What we try to impress on our riders is that a score and the subsequent ribbon is based on that moment in time. Given another ride, your score might be higher or lower. The same is true of the other riders. So there is no reason to get upset if you did not get the color you were hoping for. And even if you got a lower place this year than you did last year, there are other elements that could make the difference.
Here are a few things to keep in mind.
If you moved up a level in riding this year, the test will be more difficult or challenging for you. This is good. It will make you stretch to perform better.
If it is a new test, you may feel a little uncomfortable with it even though there is a reader telling you the next move. That’s okay too. In life you may find yourself in new situations. It’s what you make of the new situation that counts.
The score is an accumulation of the points you received. If you rode the same test last year, compare your score against last year’s score. Did you improve? Probably. If you didn’t where did you fall short? Don’t compare your score against the other riders – even though the ribbon and placement are based on “the score” it’s best to compete against yourself.
How is your horse today? Your horse is part of your team. If your horse is having a bad day, it will reflect in your score. You could give your horse a pep talk, but chances are if her joints are hurting or if it extremely hot or cold, you aren’t going to get the same ride that you would under ideal conditions. You have to always take your horse into consideration.
You are the other half of that team. If you didn’t sleep well the night before, your horse will feel that you are tired and neither of you will perform well. The same thing if you are nervous, tense, or otherwise upset. If you can’t focus or concentrate, neither can your horse.

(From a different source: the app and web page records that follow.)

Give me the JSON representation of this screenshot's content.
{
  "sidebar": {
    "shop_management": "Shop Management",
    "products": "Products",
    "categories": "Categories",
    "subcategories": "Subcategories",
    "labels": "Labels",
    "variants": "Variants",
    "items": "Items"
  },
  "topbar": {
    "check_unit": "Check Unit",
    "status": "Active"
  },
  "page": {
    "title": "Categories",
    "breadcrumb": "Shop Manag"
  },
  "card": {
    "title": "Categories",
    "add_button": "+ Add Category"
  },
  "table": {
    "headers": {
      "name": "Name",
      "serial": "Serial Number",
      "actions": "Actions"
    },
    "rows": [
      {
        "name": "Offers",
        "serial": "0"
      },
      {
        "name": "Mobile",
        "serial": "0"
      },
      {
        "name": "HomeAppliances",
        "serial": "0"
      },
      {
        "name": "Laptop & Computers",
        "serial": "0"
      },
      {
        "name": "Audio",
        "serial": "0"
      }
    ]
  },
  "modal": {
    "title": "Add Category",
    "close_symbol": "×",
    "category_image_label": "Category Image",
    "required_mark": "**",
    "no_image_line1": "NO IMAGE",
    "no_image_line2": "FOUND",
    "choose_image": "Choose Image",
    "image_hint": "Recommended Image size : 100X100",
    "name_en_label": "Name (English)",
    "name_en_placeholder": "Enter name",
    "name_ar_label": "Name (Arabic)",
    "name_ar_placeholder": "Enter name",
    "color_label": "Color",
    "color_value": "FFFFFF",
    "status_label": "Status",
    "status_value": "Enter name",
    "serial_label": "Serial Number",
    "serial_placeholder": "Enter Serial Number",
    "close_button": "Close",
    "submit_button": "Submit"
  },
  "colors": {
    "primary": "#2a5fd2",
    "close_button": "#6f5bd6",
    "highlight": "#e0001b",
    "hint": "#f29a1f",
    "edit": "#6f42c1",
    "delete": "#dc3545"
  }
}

When you put all the pieces together the best way to approach you show is to relax, feel good about yourself and your horse, and smile – regardless of the color of the ribbon.